Bynum, 24, is a budding franchise centerpiece, the kind of player the Sixers were extremely unlikely to get via any other means. The 76ers relied on a top-three defense last season, a unit that will suffer with this trade. Iguodala might be the best perimeter defender in the league, and Bynum, despite his ability to protect the rim, has occasional effort issues in transition and (like most big men) struggles to guard in space above the foul line.
Regardless, the 76ers just dealt for the second-best center in the league, and they have plenty of good defenders left to keep the defense from slipping too much without Iguodala.

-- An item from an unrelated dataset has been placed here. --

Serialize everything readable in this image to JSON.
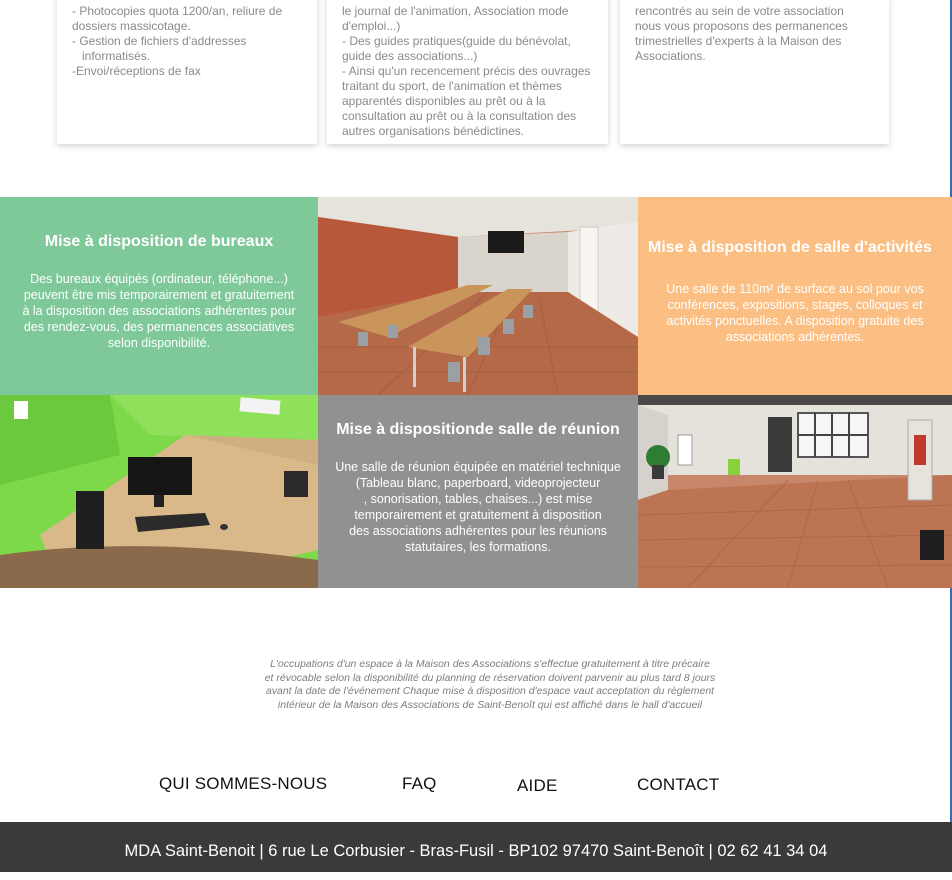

A club that looked to be the most likely candidate among last season’s eight playoff teams in the East to fall into the lottery now appears like a safe postseason bet — a blow to Milwaukee, Toronto and anyone else pushing for the No. 8 seed (more ripple effects).
His two best skills are his ability to work in the post (55.6 percent of possessions/PPP of 0.897/74th percentile) and his ability to read dribble penetration and cut off of it (16.3 percent of possessions/PPP of 1.553/96th percentile). Those are two things the Sixers didn't do much. They rarely posted guys up (9.3 percent of the time), and they rarely hit cutters (only 9.7 percent of the time). This is probably a result of having ball-dominant, score-first players like Jrue Holiday and Lou Williams on the perimeter.
With Bynum's ability to create space and passing lanes for himself, Holiday and Nick Young, who replaced Williams, are going to have to adjust and start looking for the big man on dribble penetration.
They finally made a real move! Who knew the Sixers could make trades and stuff???? I loved this particular risk for them — basically, they flipped Iguodala (with whom they never won anything), Harkless (a project), Nik Vucevic (a young banger with potential) and a protected first-rounder into the league's second-best center and a proven/overpaid 2-guard who was out of shape for much of last year but isn't washed up by any means (Jason Richardson).
Fear No. 1: They're building around someone who just played his first injury-free season in five years. You can't forget the injury risks here, even if (to paraphrase Val Kilmer in Heat), the Bynum is worth the risk.
Analysis from Bill the Intern:
Andrew Bynum? I like him.